Born in Allgüa, Germany in 1971, Finkel grew up in a small village in the southern German Alps. His father, a third-generation wood tuner, introduced his son to the craft at his home studio. This passion continued as Finkel attended the Academy of Fine Arts in Nürnberg where he began sculpting primarily in wood. His artistic endeavours lead him to develop a series of bowls, which was a new and exciting challenge for him. As an artist, he saw the potential for creating sculptural forms rather than traditional functional vessels.
Each bowl begins with the careful selection of wood from locally sourced trees including oak, maple and birch as well as fruit trees. Finkel first cuts the tree with his chainsaw to get a rough form. If necessary, the wood must be dried before he can begin to turn and carve the piece to shape. Using various vintage metal turning machines that the designer rebuilt to fit his needs, with several steps of hand carving using specially made steel and iron knives and wood turning tools, he achieves the desired surface. Before the bowls are finished, sanding with paper or a steel brush may also occur before the piece is dried for up to three months.
Luminaire spotted Finkel's remarkable work during the 2012 Milan Fair where it was shown alongside Paola Lenti's exhibition at the Chiostri dell'Umanitari.

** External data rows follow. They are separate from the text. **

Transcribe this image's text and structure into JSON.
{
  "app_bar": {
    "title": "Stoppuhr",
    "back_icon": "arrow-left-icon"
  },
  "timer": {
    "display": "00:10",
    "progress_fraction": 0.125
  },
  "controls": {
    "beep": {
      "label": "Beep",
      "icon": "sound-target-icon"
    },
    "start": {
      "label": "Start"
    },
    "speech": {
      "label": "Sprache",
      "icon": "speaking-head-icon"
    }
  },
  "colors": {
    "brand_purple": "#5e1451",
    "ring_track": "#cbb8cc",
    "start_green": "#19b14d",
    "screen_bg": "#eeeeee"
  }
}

A number of these one-of-a-kind pieces will soon be offered at Luminaire's showrooms.